In the past century, Curaçao has seen a dramatic reduction in its mangrove forests, as valuable coastland has been gobbled up for development. It’s not a problem unique to the island; mangroves around the world have come under similar attack. But with the help of Ryan De Jongh and the Carmabi Foundation, the plants are making a comeback on Curaçao.
Mangrove trees are a critical part of coastal ecosystems in the tropics, providing a buffer between the sea and land. They protect against erosion, limit the damage of hurricanes and tropical storms, sustain a variety of bird and fish life, and maintain water clarity.
It was perhaps this last point which spurred Ryan De Jongh into action. He’s a native son of Curaçao, from one of the first Dutch families to have arrived on the island, centuries ago. But he didn’t set out to become an environmentalist. His true calling is kayaking; he’s participated in races around the Caribbean, including a marathon journey from St. Maarten to Curaçao. But after getting involved with Carambi and learning what the destruction of the mangroves would do to the island’s water, he felt he had to step up.
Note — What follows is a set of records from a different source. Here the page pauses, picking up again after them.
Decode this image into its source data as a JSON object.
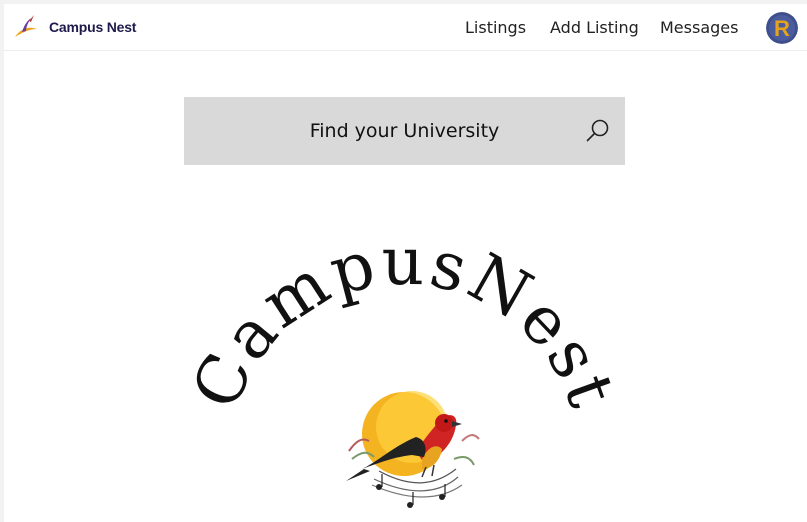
{
  "brand": {
    "name": "Campus Nest",
    "icon": "bird-logo-icon"
  },
  "nav": {
    "listings": "Listings",
    "add_listing": "Add Listing",
    "messages": "Messages"
  },
  "avatar": {
    "initial": "R"
  },
  "search": {
    "placeholder": "Find your University",
    "icon": "search-icon"
  },
  "hero_logo": {
    "text": "CampusNest",
    "icon": "red-bird-illustration"
  },
  "colors": {
    "brand_text": "#1d1b4b",
    "search_bg": "#d9d9d9",
    "avatar_bg": "#3f4f8c",
    "avatar_letter": "#e6a21a"
  }
}
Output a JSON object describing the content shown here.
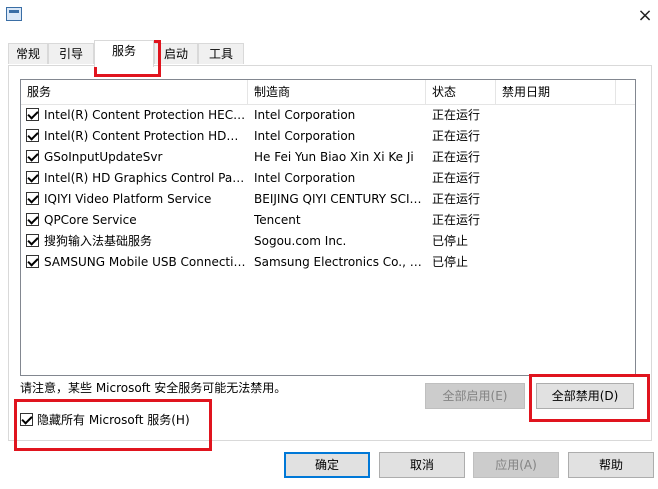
{
  "dialog": {
    "close_glyph": "×"
  },
  "tabs": [
    {
      "label": "常规"
    },
    {
      "label": "引导"
    },
    {
      "label": "服务"
    },
    {
      "label": "启动"
    },
    {
      "label": "工具"
    }
  ],
  "columns": [
    "服务",
    "制造商",
    "状态",
    "禁用日期"
  ],
  "services": [
    {
      "name": "Intel(R) Content Protection HECI Service",
      "vendor": "Intel Corporation",
      "status": "正在运行",
      "disabled_date": "",
      "checked": true
    },
    {
      "name": "Intel(R) Content Protection HDCP Service",
      "vendor": "Intel Corporation",
      "status": "正在运行",
      "disabled_date": "",
      "checked": true
    },
    {
      "name": "GSoInputUpdateSvr",
      "vendor": "He Fei Yun Biao Xin Xi Ke Ji",
      "status": "正在运行",
      "disabled_date": "",
      "checked": true
    },
    {
      "name": "Intel(R) HD Graphics Control Panel Service",
      "vendor": "Intel Corporation",
      "status": "正在运行",
      "disabled_date": "",
      "checked": true
    },
    {
      "name": "IQIYI Video Platform Service",
      "vendor": "BEIJING QIYI CENTURY SCIENCE",
      "status": "正在运行",
      "disabled_date": "",
      "checked": true
    },
    {
      "name": "QPCore Service",
      "vendor": "Tencent",
      "status": "正在运行",
      "disabled_date": "",
      "checked": true
    },
    {
      "name": "搜狗输入法基础服务",
      "vendor": "Sogou.com Inc.",
      "status": "已停止",
      "disabled_date": "",
      "checked": true
    },
    {
      "name": "SAMSUNG Mobile USB Connectivity Service",
      "vendor": "Samsung Electronics Co., Ltd.",
      "status": "已停止",
      "disabled_date": "",
      "checked": true
    }
  ],
  "note": "请注意，某些 Microsoft 安全服务可能无法禁用。",
  "enable_all_label": "全部启用(E)",
  "disable_all_label": "全部禁用(D)",
  "hide_ms_label": "隐藏所有 Microsoft 服务(H)",
  "hide_ms_checked": true,
  "footer": {
    "ok_label": "确定",
    "cancel_label": "取消",
    "apply_label": "应用(A)",
    "help_label": "帮助"
  },
  "highlight_color": "#e0141e",
  "accent_color": "#0078d7"
}
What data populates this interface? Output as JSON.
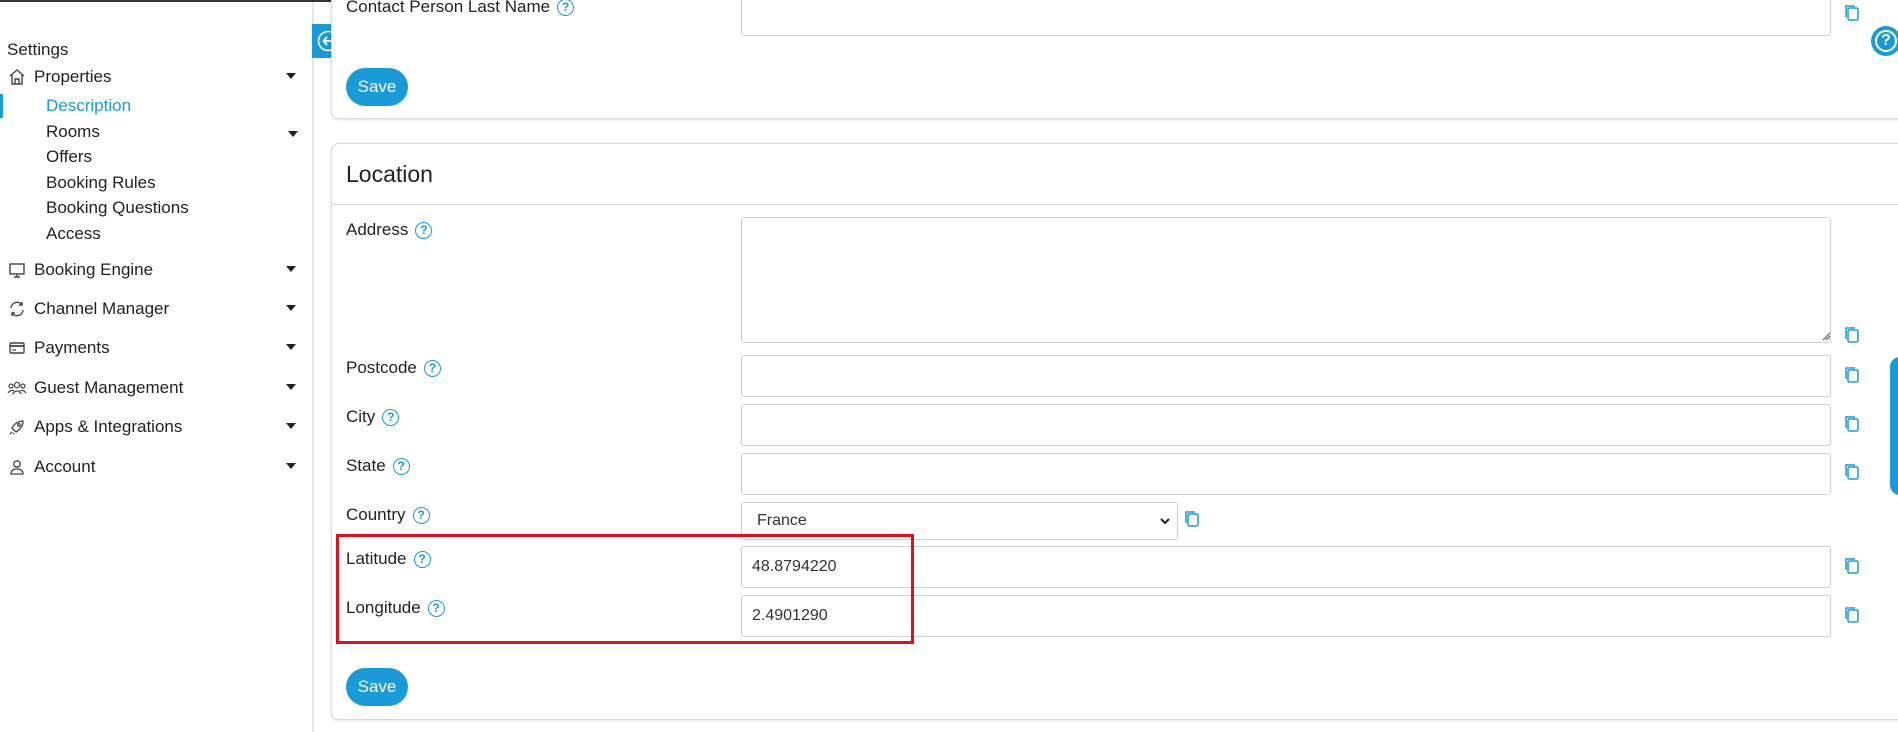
{
  "sidebar": {
    "title": "Settings",
    "items": [
      {
        "label": "Properties",
        "icon": "home-icon"
      },
      {
        "label": "Booking Engine",
        "icon": "monitor-icon"
      },
      {
        "label": "Channel Manager",
        "icon": "sync-icon"
      },
      {
        "label": "Payments",
        "icon": "credit-card-icon"
      },
      {
        "label": "Guest Management",
        "icon": "users-icon"
      },
      {
        "label": "Apps & Integrations",
        "icon": "rocket-icon"
      },
      {
        "label": "Account",
        "icon": "user-icon"
      }
    ],
    "sub_items": [
      {
        "label": "Description",
        "active": true
      },
      {
        "label": "Rooms"
      },
      {
        "label": "Offers"
      },
      {
        "label": "Booking Rules"
      },
      {
        "label": "Booking Questions"
      },
      {
        "label": "Access"
      }
    ]
  },
  "top_panel": {
    "field_label": "Contact Person Last Name",
    "save_label": "Save"
  },
  "location": {
    "title": "Location",
    "fields": {
      "address": {
        "label": "Address",
        "value": ""
      },
      "postcode": {
        "label": "Postcode",
        "value": ""
      },
      "city": {
        "label": "City",
        "value": ""
      },
      "state": {
        "label": "State",
        "value": ""
      },
      "country": {
        "label": "Country",
        "value": "France"
      },
      "latitude": {
        "label": "Latitude",
        "value": "48.8794220"
      },
      "longitude": {
        "label": "Longitude",
        "value": "2.4901290"
      }
    },
    "save_label": "Save"
  },
  "help_symbol": "?",
  "colors": {
    "accent": "#1a9ad6",
    "highlight": "#e0101d"
  }
}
Ryan took it upon himself to help teach Curaçaoans about this important ecological resource, personally going from school to school, and constantly petitioning the government for funds. He’s re-planted huge swaths of mangroves, and also organizes kayak tours to help educate people about them.
It was early afternoon when we arrived at offices of Carambi, next to the Pirate Bay beach club. Together with Ryan and a visiting Dutch family, we carried our kayaks into the water and set off. We had a hard time keeping pace with everyone else, since Jürgen kept putting his oar down to take pictures. But it was hard to scold him; with the sun just starting to sink, it was a beautiful scene, and grew more so as we rowed further inland, approaching the mangroves.
We made a couple stops on our tour. The first was to see some of the mangroves which had been replanted years ago, and learn more about their strange salt-cleansing properties. We then rowed to a shady spot where we saw some old-growth mangroves that had survived Curaçao’s development boom. Finally, we arrived at another little bay where we could see some baby trees growing on a makeshift, floating “incubator” of Ryan’s own design.
The tour lasted for about an hour and a half, and by the time we arrived back, my arms and back were aching. But it was a good, sporting kind of ache, and it had been worth it; this was a great experience, and a fun way to see a different facet of Curaçao’s ecology. If you’re interested in doing something similar, contact Ryan directly through his website.
Ryan de Jongh – Website